But there's something about Christmas that makes me yearn for those big, fruit cake flavours - so I spoiled myself. A quarter of the bottle remains, so time for some notes.

Nose: Those massive Christmas cake aromas are here in abundance. Loads of raisins, sultanas, dates, figs and prunes. There's also lots of cinnamon and nutmeg with a touch of marzipan. White pepper, mint and a hint of lemon rind. Walnuts, brazil nuts and golden syrup. With water: The spicy cinnamon is ramped up - as is the vanilla. The sherry notes are lighter. The PX cask is much more evident now, with those Oloroso notes taking a back seat. Green apple is also here.

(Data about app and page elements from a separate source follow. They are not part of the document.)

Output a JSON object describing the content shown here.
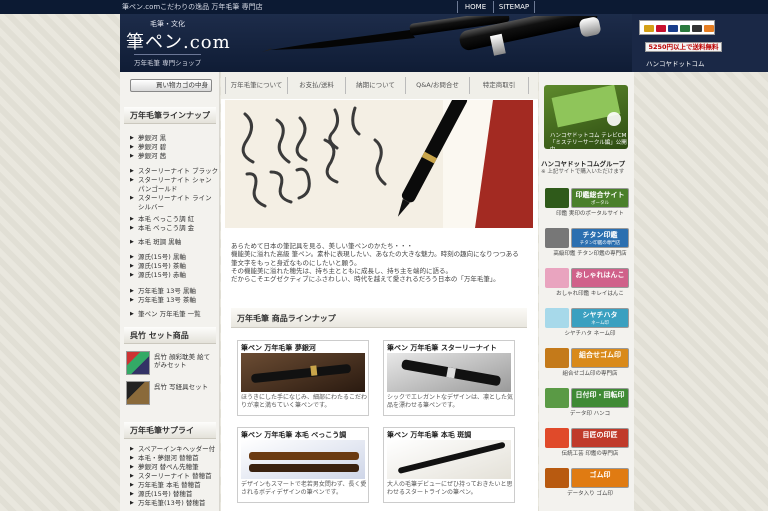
{
  "topbar": {
    "tagline": "筆ペン.comこだわりの逸品 万年毛筆 専門店",
    "nav": [
      "HOME",
      "SITEMAP"
    ]
  },
  "header": {
    "logo_small": "毛筆・文化",
    "logo": "筆ペン.com",
    "logo_sub": "万年毛筆 専門ショップ",
    "shipping": "5250円以上で送料無料",
    "hanko_logo": "ハンコヤドットコム"
  },
  "colors": {
    "navy": "#0c1a33",
    "accent_red": "#b00000",
    "green": "#4d7a22"
  },
  "left": {
    "cart_button": "買い物カゴの中身",
    "lineup_title": "万年毛筆ラインナップ",
    "lineup_groups": [
      [
        "夢銀河 黒",
        "夢銀河 碧",
        "夢銀河 茜"
      ],
      [
        "スターリーナイト ブラック",
        "スターリーナイト シャンパンゴールド",
        "スターリーナイト ラインシルバー"
      ],
      [
        "本毛 べっこう調 紅",
        "本毛 べっこう調 金"
      ],
      [
        "本毛 斑調 黒軸"
      ],
      [
        "源氏(15号) 黒軸",
        "源氏(15号) 茶軸",
        "源氏(15号) 赤軸"
      ],
      [
        "万年毛筆 13号 黒軸",
        "万年毛筆 13号 茶軸"
      ],
      [
        "筆ペン 万年毛筆 一覧"
      ]
    ],
    "set_title": "呉竹 セット商品",
    "sets": [
      "呉竹 顔彩耽美 絵てがみセット",
      "呉竹 写経具セット"
    ],
    "supply_title": "万年毛筆サプライ",
    "supplies": [
      "スペアーインキヘッダー付",
      "本毛・夢銀河 替穂首",
      "夢銀河 替ぺん先穂筆",
      "スターリーナイト 替穂首",
      "万年毛筆 本毛 替穂首",
      "源氏(15号) 替穂首",
      "万年毛筆(13号) 替穂首"
    ]
  },
  "main": {
    "tabs": [
      "万年毛筆について",
      "お支払/送料",
      "納期について",
      "Q&A/お問合せ",
      "特定商取引"
    ],
    "intro": [
      "あらためて日本の筆記具を見る、美しい筆ペンのかたち・・・",
      "機能美に溢れた高級 筆ペン。素朴に表現したい、あなたの大きな魅力。時刻の趣向になりつつある",
      "筆文字をもっと身近なものにしたいと願う。",
      "その機能美に溢れた穂先は、持ち主とともに成長し、持ち主を端的に語る。",
      "だからこそエグゼクティブにふさわしい、時代を越えて愛されるだろう日本の「万年毛筆」。"
    ],
    "lineup_head": "万年毛筆 商品ラインナップ",
    "products": [
      {
        "title": "筆ペン 万年毛筆 夢銀河",
        "desc": "ほうきにした手になじみ、細部にわたるこだわりが凛と満ちていく筆ペンです。"
      },
      {
        "title": "筆ペン 万年毛筆 スターリーナイト",
        "desc": "シックでエレガントなデザインは、凛とした気品を漂わせる筆ペンです。"
      },
      {
        "title": "筆ペン 万年毛筆 本毛 べっこう調",
        "desc": "デザインもスマートで老若男女問わず、長く愛されるボディデザインの筆ペンです。"
      },
      {
        "title": "筆ペン 万年毛筆 本毛 斑調",
        "desc": "大人の毛筆デビューにぜひ持っておきたいと思わせるスタートラインの筆ペン。"
      }
    ]
  },
  "right": {
    "banner_text": [
      "ハンコヤドットコム テレビCM",
      "「ミステリーサークル編」公開中"
    ],
    "group_label": "ハンコヤドットコムグループ",
    "group_sub": "※ 上記サイトで購入いただけます",
    "banners": [
      {
        "title": "印鑑総合サイト",
        "small": "ポータル",
        "caption": "印鑑 実印のポータルサイト",
        "color": "#4a7f2a"
      },
      {
        "title": "チタン印鑑",
        "small": "チタン印鑑の専門店",
        "caption": "高級印鑑 チタン印鑑の専門店",
        "color": "#2b6fb0"
      },
      {
        "title": "おしゃれはんこ",
        "small": "",
        "caption": "おしゃれ印鑑 キレイはんこ",
        "color": "#d0618a"
      },
      {
        "title": "シヤチハタ",
        "small": "ネーム印",
        "caption": "シヤチハタ ネーム印",
        "color": "#3aa0c0"
      },
      {
        "title": "組合せゴム印",
        "small": "",
        "caption": "組合せゴム印の専門店",
        "color": "#d98a1a"
      },
      {
        "title": "日付印・回転印",
        "small": "",
        "caption": "データ印 ハンコ",
        "color": "#3f8a35"
      },
      {
        "title": "目匠の印匠",
        "small": "",
        "caption": "伝統工芸 印鑑の専門店",
        "color": "#c03a2a"
      },
      {
        "title": "ゴム印",
        "small": "",
        "caption": "データ入り ゴム印",
        "color": "#e07b12"
      }
    ]
  }
}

Palate: Big and bold with lemon-tinged treacle. Dark honey, dry roasted peanuts. With water: Much lighter in character but still carries a bold character. Honey and orange oil and fruity malt loaf.

Finish: Spicy with vanilla and huge cinnamon notes. Lemon rind and orange oil. With water: more orange and vanilla, sticky toffee pudding and ginger snap biscuits.

Thursday, 3 March 2016

Blair Athol 11 years old - 46% McGibbon's Provenance

While out Christmas shopping in December last year, I got sidetracked and rather than splashing my cash on my nearest and dearest, I ended up buying several bottle of whisky for myself. Surprised? Me neither.

I spotted a 200ml sample of this 11 year old Blair Athol distilled in 2002 and whisked it into the shopping basket immediately. After all, it's part of the McGibbon's Provenance range, is from a single cask, is bottled at 46%, is non-chill filtered and bottled without additional colouring. top notch.

The screw cap is a bit wonky so I decided I'd have to drink it quickly in case the angels decided they'd take their share early.

Nose: Sweet, fruity toffee, vanilla and barley sugars. Chocolate covered foam banana sweets, some gentle spices, traditional cloudy lemonade and fresh spinach. There's a gentle smoky note in the background along with a splash of rose water. With water: Lighter with marzipan and the cask starts to come through. More lemon.

Palate: A slightly sour arrival which gives way to sherbet lemons, light, milky toffee - perhaps a Caramac bar? Toffee bonbons and tangerine rind. With water: Much fruiter, with added vanilla and less of the sourness.

Finish: That fruity toffee note returns and the smoke is definitely here. Again, slightly sour but not unpleasant. Quite malty with some tingly cinnamon spice. Dry. With water: Spicier with a touch of red liquorice laces.